Because there are a wealth of recordings featuring the Mozart Clarinet Concerto, choice often comes down to the pieces that fill out a disc, and here we get one of the most imaginative programs I’ve encountered. The outstanding German clarinetist Nicolai Pfeffer offers two unusual arrangements from originals for violin and orchestra, the Rondo in C, K 373, and a concert aria for soprano. It is also welcome that we get Symphony No. 29, given that the conductor, Markus Stenz, has an international reputation. The expectation of high-caliber performances is nicely fulfilled. Pfeffer, who was born in Fulda, Germany in 1985, has a particularly elegant tone and playing style. His phrasing is more liquid and legato than, say, Gervase de Peyer on one of his classic Decca account, but Pfeffer has a firm rhythmic sense, so nothing gets blurred. He takes advantage of the pause in the first movement where the soloist was expected to improvise an Eingang (brief cadenza). His improvisation is modest and appropriately tasteful, as are the embellishments added here and there. The accompaniment is rich-sounding enough that you cannot tell if the Orchestra della Toscana plays with reduced forces.
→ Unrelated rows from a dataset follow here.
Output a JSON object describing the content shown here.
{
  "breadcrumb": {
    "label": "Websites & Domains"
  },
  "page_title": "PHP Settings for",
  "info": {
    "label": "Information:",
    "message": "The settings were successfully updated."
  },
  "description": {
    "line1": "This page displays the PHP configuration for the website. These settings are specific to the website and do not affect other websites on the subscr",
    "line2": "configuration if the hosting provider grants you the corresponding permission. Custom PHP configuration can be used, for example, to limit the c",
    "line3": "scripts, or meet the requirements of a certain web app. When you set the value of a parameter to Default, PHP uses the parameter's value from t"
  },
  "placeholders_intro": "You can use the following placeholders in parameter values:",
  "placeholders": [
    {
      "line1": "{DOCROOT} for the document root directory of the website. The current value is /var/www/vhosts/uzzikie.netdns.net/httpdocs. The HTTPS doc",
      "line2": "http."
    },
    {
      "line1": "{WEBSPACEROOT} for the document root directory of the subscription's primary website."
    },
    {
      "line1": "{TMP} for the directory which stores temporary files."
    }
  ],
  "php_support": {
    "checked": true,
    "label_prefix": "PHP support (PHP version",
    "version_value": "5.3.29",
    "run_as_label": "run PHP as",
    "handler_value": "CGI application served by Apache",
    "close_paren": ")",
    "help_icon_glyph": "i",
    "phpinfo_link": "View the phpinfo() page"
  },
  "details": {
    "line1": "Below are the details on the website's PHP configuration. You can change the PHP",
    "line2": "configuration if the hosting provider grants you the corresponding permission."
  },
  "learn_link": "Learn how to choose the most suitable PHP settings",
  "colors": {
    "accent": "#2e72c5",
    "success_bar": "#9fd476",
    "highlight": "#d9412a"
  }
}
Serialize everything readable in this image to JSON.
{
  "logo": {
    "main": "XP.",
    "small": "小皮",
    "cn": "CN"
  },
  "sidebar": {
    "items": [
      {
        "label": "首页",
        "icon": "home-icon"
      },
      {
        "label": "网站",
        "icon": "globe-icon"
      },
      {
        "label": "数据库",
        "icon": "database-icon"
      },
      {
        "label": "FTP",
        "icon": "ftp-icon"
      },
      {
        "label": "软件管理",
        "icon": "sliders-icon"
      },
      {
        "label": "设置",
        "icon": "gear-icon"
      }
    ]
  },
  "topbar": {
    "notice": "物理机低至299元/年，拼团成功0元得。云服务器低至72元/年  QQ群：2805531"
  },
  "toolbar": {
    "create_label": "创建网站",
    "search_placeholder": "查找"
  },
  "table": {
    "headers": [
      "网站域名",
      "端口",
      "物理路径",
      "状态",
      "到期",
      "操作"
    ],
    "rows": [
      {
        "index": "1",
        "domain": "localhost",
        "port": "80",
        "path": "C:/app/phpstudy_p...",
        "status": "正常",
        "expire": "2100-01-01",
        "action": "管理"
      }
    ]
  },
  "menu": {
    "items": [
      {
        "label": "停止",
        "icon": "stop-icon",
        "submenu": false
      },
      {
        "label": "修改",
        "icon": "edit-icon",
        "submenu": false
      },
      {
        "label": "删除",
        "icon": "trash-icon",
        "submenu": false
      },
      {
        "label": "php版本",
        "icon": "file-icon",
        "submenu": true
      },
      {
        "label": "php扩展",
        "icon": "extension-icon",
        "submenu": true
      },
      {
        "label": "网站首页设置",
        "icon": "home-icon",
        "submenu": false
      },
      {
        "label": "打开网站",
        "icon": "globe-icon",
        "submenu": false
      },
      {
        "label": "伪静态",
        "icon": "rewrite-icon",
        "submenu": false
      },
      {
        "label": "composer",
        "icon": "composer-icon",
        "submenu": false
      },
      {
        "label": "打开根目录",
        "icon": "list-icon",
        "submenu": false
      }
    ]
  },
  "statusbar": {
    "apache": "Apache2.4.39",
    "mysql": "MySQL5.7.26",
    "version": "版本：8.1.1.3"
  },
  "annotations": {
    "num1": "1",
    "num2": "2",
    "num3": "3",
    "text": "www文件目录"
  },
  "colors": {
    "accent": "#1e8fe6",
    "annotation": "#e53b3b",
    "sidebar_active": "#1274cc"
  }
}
Stenz’s conducting is as stylish and satisfying as the soloist’s. (Pfeffer teaches clarinet at his alma mater, the Cologne University of Music and Dance, which gives him a connection with Stenz, who led the venerable Gürzenich Orchestra in Cologne from 2003 to 2014.) The ebullient Rondo in C, K 373, was composed in 1781, the year Mozart moved to Vienna, and some years after the five violin concertos. At six minutes it is almost a miniature; Pfeffer’s arrangement retains the original chamber orchestra of strings plus two oboes and horns. Conveniently this is the typical instrumentation for early Mozart symphonies, including No. 29. The music is as genial and sunny as C Major implies, and Pfeffer plays it so beautifully that the score seems to fit completely naturally on the clarinet. There are few technical demands, although the music’s range lies somewhat higher than the concerto and doesn’t reach down into the mellow basset clarinet range. The concert aria for soprano, “Sperai vicino il lido” (shorn of its recitative) is derived from an opera libretto by Metastasio titled Demofonte, which was set by 73 different composers, including Gluck, Vivaldi, and Paisiello. The central character, Demophon, was the son of Theseus and Phaedra in Greek mythology. He fought in the Trojan War and was one of the soldiers hidden inside the Trojan Horse. The aria belongs to a male character, Timante, but Mozart turned it into a demanding aria with coloratura passages for soprano. The melody and decoration are in opera seria mode at its loveliest and most serene. Since the clarinet has the greatest ability among woodwinds to mimic the human voice, Pfeffer gracefully sings the aria with subtle inflections—I’d even call this selection the highlight of the disc, all the more because as the ornamentation becomes more florid, the soloist gets to show off more acrobatics than anywhere else. Symphony No. 29 gets a lively reading under Stenz, with more speed and dynamic gestures than used to be traditional, and vibrato is mostly absent as far as I can hear. The mellow orchestral sound falls pleasingly on the ear, without any period zing or shrillness. Ideally I’d like the Allegros to be less abruptly accented, but this is a vivacious reading and a commendable addition to the clarinet pieces. The recorded sound from Teatro Verdi in Florence is exemplary in every work. Besides his elegance as a clarinetist, Pfeffer has spread his interests to musical scholarship (his editions, mostly of clarinet music, are published by Breitkopf & Härtel). He has also joined pianist Lars Vogt in a project to expose German school children to professional classical performers in the classroom. Pfeffer’s website outlines a prolific musical life, and this latest CD from him is a lovely example of the joy of music-making. Huntley Dent
This article originally appeared in Issue 45:1 (Sept/Oct 2021) of Fanfare Magazine.